WHAT NEEDS TO BE DONE:
Wherever a line in the material contains the word "count", copy that line.

RECORDS FOR THIS TASK:

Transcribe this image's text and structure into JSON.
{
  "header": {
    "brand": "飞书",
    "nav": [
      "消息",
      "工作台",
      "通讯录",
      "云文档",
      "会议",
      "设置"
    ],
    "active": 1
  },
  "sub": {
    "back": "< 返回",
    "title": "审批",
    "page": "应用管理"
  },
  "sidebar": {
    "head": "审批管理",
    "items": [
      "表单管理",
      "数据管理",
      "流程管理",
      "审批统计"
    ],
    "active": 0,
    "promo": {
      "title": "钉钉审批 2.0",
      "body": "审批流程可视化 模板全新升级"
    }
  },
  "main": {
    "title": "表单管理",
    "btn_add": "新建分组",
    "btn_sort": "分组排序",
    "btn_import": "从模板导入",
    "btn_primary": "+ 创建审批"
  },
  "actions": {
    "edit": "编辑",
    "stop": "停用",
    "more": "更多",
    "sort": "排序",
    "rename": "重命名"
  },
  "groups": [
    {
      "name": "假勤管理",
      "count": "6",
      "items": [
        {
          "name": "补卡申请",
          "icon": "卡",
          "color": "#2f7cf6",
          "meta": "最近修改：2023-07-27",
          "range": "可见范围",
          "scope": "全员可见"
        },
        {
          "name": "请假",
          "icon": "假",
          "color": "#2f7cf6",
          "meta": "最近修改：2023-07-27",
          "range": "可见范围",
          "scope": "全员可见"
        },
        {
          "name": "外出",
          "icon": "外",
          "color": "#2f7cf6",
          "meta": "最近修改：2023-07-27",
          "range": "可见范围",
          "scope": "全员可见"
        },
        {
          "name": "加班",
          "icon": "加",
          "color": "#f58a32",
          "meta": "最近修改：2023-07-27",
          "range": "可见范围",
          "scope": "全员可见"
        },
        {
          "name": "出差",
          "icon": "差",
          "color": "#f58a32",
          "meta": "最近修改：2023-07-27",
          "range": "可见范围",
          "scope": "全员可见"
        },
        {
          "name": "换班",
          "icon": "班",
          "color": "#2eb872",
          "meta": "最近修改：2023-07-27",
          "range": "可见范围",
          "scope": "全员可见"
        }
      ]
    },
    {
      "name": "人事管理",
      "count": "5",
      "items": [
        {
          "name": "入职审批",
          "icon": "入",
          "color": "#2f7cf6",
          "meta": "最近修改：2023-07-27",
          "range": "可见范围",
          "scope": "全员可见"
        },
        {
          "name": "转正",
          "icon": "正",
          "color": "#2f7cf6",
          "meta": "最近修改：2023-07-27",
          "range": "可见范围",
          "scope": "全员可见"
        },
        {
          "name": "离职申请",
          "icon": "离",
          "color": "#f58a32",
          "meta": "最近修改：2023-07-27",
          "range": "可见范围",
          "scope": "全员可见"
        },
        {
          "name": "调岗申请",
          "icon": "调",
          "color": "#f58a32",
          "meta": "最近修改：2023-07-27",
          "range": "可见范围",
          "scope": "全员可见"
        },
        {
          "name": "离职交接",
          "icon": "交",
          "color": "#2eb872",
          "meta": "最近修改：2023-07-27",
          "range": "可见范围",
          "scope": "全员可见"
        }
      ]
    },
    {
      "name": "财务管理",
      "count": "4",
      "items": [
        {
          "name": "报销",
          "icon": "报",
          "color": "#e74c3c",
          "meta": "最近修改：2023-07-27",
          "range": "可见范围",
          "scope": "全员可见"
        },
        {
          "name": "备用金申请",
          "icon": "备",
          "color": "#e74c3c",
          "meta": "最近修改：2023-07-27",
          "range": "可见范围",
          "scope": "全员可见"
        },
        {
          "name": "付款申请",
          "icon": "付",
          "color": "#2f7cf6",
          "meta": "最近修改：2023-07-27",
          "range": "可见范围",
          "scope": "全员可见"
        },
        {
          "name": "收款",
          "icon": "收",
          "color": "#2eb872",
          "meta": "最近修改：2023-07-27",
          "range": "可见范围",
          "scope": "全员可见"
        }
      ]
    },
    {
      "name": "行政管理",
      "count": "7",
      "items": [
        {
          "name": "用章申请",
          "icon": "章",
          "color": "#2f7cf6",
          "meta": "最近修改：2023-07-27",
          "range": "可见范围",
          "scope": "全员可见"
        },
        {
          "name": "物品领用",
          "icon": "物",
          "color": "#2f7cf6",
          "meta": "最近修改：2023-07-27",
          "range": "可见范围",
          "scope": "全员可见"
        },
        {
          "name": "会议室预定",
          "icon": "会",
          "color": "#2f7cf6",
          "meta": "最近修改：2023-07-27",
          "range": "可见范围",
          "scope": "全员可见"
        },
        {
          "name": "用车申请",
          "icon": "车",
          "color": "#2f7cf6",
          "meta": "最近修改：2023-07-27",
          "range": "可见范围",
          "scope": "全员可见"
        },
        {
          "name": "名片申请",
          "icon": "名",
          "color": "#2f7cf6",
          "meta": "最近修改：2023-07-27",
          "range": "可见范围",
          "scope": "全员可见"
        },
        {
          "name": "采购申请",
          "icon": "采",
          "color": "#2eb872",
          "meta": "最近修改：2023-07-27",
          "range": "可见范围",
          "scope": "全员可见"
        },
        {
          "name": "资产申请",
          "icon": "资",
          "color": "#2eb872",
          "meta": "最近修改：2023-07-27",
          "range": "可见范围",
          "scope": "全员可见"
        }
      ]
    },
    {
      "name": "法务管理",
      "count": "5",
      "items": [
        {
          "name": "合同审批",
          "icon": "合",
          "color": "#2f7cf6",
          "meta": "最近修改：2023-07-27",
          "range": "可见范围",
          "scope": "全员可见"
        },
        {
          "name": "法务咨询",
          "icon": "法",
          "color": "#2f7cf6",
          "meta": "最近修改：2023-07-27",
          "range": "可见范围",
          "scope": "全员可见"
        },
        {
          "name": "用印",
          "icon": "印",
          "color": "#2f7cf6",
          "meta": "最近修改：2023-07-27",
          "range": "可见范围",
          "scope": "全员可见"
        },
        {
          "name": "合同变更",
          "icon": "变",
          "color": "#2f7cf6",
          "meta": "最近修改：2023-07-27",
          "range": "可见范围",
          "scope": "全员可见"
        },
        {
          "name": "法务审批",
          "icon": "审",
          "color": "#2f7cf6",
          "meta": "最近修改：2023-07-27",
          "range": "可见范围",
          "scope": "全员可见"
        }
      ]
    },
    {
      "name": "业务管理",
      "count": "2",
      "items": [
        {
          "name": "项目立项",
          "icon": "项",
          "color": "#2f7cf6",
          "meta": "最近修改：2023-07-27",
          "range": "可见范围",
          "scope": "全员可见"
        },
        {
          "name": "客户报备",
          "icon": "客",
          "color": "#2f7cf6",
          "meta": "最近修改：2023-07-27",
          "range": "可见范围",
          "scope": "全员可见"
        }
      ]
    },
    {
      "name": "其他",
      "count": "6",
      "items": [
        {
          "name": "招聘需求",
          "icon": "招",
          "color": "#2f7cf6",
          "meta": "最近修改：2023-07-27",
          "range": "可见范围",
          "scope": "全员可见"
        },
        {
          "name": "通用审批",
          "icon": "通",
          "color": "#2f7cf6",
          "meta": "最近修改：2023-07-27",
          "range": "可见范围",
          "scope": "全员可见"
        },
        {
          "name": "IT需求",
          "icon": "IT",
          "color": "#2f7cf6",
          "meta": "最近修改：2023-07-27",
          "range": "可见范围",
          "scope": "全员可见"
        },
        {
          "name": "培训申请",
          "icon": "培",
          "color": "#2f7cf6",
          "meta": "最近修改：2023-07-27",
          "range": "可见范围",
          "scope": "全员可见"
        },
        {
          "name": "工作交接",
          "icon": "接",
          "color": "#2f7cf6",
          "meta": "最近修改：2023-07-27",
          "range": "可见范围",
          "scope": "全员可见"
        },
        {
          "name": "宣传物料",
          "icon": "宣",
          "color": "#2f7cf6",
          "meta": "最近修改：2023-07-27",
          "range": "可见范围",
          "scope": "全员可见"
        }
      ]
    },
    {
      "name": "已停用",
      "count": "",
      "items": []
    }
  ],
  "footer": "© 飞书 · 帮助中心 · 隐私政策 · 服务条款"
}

WRITTEN REPLY:
      "count": "6",
      "count": "5",
      "count": "4",
      "count": "7",
      "count": "5",
      "count": "2",
      "count": "6",
      "count": "",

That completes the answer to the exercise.